- **Extracted material**
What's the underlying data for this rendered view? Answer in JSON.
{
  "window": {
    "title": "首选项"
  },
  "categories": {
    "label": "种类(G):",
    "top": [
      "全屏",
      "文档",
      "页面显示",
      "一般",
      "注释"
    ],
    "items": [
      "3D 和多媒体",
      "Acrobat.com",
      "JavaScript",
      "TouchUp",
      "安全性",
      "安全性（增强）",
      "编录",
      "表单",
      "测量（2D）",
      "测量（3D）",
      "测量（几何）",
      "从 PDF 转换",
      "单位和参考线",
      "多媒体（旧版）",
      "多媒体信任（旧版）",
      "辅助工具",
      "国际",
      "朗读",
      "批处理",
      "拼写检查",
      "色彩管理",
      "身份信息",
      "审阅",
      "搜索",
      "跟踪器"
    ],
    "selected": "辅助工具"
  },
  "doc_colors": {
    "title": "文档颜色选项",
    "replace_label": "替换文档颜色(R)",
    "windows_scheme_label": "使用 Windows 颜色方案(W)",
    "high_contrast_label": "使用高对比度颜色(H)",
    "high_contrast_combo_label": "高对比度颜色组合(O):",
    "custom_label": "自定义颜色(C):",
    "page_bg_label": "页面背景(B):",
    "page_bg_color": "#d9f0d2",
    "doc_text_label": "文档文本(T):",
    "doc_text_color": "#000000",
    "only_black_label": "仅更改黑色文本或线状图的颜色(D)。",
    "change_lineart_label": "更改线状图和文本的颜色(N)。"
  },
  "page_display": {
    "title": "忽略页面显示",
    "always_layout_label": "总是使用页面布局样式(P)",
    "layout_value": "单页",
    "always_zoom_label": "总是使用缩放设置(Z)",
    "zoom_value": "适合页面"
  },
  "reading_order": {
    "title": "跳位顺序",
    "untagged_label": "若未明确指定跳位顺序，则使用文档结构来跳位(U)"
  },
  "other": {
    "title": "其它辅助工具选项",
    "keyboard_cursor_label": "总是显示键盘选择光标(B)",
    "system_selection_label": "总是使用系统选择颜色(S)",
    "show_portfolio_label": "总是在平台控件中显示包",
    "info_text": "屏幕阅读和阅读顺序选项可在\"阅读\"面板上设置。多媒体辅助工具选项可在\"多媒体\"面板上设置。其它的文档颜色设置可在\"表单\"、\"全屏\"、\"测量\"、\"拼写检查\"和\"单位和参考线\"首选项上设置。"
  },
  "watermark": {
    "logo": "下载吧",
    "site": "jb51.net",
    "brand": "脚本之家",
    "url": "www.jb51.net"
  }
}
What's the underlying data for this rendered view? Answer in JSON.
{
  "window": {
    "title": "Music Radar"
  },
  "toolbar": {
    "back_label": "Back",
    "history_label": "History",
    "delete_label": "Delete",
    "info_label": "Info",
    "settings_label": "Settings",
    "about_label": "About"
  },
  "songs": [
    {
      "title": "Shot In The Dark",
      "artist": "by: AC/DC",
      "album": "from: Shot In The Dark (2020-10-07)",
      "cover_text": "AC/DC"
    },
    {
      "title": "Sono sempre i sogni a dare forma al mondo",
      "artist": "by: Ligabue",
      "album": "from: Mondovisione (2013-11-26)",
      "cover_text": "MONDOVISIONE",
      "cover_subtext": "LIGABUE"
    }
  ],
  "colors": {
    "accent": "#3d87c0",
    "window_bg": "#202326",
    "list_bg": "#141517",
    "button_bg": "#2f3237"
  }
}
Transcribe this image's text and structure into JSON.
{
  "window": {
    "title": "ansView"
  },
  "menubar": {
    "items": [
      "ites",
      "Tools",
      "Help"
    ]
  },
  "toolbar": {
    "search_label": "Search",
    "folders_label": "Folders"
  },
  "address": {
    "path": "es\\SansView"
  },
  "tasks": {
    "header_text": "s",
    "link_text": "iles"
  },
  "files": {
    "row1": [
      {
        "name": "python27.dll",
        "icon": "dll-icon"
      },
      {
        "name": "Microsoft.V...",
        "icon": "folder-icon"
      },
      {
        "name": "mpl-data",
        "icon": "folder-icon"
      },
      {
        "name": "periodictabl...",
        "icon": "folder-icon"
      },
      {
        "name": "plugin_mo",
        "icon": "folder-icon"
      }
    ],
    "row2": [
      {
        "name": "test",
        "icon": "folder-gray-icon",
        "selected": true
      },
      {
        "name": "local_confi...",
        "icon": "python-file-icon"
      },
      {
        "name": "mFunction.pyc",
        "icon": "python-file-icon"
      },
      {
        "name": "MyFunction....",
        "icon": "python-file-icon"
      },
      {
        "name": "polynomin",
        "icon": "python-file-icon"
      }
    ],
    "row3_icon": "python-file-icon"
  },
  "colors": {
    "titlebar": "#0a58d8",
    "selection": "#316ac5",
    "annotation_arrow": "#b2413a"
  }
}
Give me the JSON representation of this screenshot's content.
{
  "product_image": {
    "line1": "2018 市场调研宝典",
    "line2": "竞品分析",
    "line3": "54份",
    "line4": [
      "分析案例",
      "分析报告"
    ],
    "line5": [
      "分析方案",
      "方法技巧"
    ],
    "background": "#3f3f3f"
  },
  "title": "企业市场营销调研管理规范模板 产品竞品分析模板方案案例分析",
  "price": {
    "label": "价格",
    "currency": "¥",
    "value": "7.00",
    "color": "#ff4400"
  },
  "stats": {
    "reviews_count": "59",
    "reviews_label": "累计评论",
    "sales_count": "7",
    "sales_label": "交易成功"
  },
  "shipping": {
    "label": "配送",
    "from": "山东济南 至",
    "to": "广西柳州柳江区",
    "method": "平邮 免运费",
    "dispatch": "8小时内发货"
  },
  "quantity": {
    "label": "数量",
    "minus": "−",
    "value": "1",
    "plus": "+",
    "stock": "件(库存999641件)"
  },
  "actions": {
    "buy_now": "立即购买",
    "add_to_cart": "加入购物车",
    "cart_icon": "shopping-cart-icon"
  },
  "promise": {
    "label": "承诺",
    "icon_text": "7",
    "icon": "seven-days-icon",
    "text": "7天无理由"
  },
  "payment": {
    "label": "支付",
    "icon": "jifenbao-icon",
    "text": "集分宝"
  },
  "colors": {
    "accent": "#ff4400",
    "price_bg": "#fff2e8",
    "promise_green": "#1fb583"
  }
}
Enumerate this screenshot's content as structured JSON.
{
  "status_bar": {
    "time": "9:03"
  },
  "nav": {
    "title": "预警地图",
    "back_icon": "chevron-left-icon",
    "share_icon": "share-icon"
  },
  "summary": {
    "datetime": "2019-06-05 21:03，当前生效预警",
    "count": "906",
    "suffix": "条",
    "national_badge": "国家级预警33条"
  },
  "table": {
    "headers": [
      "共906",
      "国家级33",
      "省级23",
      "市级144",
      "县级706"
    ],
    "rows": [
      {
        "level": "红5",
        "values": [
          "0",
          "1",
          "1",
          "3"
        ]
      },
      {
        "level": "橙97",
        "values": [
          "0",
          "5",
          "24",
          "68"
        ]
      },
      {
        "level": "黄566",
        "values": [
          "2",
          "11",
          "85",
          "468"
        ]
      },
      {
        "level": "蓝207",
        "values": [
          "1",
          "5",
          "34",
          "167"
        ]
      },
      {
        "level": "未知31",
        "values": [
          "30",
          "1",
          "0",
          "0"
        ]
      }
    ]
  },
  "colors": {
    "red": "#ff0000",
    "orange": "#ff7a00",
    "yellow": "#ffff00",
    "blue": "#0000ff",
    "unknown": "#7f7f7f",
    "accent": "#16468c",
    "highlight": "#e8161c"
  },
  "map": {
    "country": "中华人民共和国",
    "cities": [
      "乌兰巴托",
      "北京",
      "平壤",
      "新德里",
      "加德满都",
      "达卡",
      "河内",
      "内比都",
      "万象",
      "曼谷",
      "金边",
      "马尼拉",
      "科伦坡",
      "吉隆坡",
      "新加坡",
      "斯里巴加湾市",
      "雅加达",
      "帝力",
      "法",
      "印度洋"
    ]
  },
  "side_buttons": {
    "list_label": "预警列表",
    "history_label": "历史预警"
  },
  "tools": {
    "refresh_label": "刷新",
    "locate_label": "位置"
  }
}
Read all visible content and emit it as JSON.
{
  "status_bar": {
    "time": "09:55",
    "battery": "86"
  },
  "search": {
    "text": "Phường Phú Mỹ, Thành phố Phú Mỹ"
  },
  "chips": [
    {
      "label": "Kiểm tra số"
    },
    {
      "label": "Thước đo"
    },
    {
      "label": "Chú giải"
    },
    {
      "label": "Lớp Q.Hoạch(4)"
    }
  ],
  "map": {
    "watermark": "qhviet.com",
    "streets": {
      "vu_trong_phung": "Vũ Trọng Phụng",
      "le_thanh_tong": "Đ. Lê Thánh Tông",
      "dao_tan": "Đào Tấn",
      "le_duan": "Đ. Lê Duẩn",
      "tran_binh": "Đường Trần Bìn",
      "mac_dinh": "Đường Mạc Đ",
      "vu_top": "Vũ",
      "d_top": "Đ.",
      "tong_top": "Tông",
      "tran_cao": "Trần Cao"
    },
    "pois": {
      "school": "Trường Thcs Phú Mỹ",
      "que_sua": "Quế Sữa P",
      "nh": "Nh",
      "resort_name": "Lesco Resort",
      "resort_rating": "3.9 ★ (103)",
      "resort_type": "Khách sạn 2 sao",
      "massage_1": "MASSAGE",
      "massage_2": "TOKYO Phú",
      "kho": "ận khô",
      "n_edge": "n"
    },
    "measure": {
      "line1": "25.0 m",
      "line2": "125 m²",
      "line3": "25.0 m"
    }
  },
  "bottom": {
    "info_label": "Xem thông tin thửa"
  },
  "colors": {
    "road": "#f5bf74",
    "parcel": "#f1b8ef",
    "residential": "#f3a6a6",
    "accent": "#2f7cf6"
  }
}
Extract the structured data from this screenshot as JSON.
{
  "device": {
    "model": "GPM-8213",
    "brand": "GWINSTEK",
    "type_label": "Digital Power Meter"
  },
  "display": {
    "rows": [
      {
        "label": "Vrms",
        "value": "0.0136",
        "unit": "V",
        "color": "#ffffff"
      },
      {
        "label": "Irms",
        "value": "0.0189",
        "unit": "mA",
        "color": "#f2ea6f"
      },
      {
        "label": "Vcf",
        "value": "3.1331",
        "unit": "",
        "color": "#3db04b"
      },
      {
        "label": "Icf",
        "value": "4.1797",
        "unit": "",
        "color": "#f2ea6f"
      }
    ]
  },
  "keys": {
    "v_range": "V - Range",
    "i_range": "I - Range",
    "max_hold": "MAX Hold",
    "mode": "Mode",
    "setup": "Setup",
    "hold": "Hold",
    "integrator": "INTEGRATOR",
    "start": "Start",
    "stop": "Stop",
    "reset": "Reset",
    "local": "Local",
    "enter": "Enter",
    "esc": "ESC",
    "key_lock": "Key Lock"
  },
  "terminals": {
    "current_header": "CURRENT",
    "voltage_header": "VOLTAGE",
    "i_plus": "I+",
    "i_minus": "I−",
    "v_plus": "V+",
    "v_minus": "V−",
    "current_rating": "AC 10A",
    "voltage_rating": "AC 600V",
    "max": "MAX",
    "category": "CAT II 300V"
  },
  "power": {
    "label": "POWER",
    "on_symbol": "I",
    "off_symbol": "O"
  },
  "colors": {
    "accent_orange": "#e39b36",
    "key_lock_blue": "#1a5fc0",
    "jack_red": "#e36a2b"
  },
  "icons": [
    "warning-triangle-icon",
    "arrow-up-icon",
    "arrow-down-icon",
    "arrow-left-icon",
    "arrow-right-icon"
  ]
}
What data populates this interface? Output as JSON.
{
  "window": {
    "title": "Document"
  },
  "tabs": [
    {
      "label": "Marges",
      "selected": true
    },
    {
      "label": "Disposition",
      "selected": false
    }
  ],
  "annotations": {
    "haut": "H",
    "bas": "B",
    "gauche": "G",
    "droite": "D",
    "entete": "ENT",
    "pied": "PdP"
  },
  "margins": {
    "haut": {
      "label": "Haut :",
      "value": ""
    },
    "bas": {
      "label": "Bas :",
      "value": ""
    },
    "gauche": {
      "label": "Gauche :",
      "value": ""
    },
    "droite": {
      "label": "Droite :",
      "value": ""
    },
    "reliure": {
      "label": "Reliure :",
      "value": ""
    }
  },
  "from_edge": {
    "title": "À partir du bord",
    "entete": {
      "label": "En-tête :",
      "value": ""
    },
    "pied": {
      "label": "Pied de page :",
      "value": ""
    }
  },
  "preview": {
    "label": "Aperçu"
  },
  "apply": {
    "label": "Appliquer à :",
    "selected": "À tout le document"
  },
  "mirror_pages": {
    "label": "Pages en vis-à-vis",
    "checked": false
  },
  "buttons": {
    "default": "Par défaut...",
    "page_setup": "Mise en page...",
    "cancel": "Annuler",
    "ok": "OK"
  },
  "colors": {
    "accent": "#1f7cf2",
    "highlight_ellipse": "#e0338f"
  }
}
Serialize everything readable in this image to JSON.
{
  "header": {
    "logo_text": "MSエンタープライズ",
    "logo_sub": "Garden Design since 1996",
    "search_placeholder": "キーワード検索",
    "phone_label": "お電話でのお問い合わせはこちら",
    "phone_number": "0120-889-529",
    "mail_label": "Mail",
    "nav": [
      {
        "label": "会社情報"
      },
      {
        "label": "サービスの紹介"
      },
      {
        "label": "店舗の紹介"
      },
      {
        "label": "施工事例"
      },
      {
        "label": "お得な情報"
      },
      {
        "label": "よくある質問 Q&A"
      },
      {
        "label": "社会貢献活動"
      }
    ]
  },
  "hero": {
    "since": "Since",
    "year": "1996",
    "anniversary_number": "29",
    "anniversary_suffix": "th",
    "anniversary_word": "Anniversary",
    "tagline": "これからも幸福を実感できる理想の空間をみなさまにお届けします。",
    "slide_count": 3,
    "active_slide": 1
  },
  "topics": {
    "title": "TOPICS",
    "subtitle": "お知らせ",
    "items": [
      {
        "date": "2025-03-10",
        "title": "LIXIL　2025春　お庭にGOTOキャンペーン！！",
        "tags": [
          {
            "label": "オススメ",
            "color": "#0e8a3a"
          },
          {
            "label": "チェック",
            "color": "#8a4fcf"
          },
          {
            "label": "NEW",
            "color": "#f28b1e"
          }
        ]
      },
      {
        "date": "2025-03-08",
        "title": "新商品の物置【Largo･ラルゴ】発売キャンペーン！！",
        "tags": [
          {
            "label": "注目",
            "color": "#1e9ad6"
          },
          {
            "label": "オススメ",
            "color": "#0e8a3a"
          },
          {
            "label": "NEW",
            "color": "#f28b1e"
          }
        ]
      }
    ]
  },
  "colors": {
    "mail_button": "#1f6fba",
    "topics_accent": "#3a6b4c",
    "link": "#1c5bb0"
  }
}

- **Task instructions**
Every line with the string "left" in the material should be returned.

- **Written answer**
    "back_icon": "chevron-left-icon",
    "arrow-left-icon",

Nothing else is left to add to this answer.